(Records for processing):
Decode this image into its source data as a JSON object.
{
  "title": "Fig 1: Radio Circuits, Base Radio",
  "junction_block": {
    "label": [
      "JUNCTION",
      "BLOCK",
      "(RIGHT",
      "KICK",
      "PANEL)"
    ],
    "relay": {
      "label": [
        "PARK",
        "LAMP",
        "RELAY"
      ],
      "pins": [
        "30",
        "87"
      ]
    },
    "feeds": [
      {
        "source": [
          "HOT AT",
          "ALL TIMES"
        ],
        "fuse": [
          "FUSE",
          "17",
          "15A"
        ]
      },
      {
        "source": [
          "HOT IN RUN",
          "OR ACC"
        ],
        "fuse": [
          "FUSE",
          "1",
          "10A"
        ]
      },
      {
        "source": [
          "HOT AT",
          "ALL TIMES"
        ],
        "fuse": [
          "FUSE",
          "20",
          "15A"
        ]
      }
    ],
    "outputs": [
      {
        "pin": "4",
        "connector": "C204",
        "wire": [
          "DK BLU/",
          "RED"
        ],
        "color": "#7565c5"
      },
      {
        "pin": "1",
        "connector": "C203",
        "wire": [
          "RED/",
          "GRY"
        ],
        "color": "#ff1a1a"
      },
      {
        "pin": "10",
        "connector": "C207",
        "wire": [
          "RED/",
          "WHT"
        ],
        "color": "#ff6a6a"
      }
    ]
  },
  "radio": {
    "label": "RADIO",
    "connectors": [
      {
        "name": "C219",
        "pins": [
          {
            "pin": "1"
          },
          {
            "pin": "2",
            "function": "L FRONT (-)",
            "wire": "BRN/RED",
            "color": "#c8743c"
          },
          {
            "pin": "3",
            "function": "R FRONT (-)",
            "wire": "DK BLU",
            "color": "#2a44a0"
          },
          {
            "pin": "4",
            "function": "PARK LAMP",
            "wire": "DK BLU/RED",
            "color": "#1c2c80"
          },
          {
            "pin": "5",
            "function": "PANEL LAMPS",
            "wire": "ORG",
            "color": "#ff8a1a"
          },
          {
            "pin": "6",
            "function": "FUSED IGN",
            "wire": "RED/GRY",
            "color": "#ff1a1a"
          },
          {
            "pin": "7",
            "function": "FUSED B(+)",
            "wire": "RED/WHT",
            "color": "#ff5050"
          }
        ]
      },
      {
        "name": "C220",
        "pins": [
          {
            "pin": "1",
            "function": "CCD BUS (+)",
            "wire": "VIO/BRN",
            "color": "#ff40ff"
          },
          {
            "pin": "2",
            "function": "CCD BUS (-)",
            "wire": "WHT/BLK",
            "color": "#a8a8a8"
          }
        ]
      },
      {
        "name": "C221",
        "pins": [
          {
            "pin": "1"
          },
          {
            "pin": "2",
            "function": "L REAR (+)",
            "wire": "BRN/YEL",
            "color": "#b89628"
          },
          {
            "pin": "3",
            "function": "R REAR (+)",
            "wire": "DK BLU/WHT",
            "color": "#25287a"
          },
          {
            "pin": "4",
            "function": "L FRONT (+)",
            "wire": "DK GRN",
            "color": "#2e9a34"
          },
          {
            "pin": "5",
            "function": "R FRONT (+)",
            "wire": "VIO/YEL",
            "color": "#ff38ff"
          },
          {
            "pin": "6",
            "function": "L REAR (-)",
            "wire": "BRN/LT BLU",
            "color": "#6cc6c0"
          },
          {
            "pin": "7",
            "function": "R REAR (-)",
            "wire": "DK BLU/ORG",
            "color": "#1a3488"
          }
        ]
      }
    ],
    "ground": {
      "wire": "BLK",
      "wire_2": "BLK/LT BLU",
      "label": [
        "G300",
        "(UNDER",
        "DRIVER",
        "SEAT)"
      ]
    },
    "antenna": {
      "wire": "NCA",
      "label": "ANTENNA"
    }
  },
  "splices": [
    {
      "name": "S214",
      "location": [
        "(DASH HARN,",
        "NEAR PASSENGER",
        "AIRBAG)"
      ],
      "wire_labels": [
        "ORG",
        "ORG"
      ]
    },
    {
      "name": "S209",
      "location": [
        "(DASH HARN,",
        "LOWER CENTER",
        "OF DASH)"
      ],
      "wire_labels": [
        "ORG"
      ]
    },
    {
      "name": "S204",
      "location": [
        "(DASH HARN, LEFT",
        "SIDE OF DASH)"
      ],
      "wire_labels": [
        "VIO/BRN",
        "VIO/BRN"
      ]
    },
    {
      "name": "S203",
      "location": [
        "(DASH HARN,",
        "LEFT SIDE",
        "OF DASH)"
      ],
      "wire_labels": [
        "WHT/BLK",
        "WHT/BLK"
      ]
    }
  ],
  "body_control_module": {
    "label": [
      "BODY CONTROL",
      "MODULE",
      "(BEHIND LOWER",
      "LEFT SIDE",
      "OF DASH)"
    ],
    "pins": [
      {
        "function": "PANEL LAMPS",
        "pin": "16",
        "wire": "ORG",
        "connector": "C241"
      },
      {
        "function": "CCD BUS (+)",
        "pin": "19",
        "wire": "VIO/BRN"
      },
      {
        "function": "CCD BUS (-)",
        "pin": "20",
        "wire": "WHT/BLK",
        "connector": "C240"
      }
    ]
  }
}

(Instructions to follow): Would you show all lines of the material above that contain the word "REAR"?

(Exercise answer):
            "function": "L REAR (+)",
            "function": "R REAR (+)",
            "function": "L REAR (-)",
            "function": "R REAR (-)",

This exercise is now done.